Items from an interface collection

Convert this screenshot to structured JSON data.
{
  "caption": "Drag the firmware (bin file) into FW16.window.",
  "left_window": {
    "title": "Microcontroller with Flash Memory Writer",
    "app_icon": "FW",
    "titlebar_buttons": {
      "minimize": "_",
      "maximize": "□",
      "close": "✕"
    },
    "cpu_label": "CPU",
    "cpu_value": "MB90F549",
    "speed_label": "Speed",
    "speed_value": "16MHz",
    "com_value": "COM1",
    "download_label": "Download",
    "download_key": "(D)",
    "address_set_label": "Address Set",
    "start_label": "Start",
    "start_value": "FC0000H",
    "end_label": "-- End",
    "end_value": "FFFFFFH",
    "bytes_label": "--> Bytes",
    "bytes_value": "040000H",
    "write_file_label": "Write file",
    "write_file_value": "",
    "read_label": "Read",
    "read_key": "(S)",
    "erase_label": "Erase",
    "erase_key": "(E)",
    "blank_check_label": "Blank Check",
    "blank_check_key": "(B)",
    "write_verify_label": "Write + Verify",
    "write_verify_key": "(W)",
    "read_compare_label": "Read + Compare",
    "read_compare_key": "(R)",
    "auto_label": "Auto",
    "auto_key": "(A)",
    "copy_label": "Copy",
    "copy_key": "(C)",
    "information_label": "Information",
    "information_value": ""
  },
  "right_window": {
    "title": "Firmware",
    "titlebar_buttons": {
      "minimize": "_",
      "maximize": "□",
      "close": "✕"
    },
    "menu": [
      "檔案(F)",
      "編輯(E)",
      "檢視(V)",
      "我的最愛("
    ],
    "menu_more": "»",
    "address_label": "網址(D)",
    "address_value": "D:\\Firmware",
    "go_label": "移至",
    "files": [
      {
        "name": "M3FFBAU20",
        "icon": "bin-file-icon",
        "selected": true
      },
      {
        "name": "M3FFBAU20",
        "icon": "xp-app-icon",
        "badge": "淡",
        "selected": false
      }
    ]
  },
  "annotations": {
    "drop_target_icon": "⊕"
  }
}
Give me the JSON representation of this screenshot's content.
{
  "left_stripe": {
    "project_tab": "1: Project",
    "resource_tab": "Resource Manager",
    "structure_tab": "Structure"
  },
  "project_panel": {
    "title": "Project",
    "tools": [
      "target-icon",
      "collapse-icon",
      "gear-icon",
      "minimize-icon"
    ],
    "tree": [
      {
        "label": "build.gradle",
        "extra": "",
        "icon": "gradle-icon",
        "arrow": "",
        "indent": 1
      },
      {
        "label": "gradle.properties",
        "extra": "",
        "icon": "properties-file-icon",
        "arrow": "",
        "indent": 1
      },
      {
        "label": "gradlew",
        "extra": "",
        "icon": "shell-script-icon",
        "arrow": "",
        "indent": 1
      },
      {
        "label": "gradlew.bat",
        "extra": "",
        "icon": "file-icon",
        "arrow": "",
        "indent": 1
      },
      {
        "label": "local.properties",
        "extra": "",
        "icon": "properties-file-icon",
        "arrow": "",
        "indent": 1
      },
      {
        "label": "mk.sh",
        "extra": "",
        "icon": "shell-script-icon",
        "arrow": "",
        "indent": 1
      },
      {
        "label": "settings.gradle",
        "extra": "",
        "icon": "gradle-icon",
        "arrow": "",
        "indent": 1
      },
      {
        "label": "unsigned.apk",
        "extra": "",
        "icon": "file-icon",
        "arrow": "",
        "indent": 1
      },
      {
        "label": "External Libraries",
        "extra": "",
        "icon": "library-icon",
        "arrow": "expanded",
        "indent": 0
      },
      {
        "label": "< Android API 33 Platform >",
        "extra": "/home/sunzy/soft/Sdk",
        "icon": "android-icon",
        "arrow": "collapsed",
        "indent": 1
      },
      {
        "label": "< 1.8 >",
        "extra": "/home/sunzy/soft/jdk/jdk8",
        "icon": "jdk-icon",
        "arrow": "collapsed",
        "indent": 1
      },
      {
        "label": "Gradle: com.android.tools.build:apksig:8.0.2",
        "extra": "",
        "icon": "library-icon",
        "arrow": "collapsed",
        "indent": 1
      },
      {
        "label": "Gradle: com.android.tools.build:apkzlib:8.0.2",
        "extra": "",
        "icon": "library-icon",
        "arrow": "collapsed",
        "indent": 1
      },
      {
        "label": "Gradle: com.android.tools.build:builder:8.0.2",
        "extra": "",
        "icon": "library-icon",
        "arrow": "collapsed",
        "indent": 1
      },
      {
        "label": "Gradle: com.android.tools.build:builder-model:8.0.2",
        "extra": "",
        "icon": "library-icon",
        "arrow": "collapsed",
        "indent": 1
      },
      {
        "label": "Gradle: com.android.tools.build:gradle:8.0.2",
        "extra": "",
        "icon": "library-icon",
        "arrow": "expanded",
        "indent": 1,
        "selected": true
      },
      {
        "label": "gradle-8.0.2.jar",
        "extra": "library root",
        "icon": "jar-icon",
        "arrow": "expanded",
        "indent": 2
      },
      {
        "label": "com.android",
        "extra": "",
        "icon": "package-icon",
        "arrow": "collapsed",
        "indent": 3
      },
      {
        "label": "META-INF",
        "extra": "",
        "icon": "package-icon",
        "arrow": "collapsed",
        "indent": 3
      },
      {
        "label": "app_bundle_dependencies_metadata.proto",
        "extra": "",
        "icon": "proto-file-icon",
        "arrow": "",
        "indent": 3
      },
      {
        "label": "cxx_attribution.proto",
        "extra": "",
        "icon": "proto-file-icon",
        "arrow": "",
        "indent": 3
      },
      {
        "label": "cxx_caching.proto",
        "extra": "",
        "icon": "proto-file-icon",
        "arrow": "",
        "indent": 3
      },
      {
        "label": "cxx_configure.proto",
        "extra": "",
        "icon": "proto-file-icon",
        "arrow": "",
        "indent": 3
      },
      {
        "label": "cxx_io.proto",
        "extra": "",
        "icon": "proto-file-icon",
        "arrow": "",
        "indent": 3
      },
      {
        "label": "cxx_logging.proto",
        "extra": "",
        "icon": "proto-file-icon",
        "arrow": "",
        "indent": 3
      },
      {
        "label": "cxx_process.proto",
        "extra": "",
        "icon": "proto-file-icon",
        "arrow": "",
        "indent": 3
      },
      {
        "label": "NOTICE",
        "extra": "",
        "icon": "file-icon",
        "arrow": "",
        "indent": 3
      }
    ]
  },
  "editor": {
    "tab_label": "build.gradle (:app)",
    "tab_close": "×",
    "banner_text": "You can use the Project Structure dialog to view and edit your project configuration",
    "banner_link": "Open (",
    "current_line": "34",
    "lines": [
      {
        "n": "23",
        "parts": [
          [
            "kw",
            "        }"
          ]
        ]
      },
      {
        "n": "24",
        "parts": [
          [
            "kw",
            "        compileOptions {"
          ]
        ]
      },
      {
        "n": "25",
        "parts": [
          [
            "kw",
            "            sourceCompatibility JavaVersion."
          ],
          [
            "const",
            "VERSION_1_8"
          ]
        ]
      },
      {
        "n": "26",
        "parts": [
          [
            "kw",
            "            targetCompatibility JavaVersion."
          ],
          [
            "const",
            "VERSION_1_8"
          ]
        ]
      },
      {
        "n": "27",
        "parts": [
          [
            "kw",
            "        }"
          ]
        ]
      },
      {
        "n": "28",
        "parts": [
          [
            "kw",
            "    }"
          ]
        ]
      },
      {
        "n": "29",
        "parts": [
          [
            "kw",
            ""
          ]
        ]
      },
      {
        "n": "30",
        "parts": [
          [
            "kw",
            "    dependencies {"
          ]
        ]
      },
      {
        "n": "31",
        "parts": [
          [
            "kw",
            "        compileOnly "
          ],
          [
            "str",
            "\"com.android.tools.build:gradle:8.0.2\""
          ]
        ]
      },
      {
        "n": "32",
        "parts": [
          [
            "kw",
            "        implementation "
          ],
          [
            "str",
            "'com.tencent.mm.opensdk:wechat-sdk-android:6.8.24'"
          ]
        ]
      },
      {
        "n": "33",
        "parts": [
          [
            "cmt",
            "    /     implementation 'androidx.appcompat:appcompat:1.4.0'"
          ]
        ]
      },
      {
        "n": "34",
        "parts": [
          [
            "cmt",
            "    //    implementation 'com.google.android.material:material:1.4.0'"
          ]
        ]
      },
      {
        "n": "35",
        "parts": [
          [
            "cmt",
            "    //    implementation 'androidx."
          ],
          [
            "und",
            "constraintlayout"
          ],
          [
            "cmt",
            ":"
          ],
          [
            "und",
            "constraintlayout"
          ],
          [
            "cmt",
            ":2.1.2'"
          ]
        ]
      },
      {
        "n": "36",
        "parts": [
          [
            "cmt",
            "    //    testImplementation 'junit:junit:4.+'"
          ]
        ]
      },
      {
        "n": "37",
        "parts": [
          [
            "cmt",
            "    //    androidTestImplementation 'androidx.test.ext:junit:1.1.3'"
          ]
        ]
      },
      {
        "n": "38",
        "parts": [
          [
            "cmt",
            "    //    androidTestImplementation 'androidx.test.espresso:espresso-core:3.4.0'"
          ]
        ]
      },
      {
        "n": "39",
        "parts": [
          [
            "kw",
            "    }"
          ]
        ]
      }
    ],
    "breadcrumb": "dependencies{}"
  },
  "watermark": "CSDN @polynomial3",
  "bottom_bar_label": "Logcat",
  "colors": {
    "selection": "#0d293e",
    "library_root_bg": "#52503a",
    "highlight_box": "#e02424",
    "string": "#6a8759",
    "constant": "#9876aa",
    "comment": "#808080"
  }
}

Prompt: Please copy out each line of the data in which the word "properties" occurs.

Reply:
        "label": "gradle.properties",
        "icon": "properties-file-icon",
        "label": "local.properties",
        "icon": "properties-file-icon",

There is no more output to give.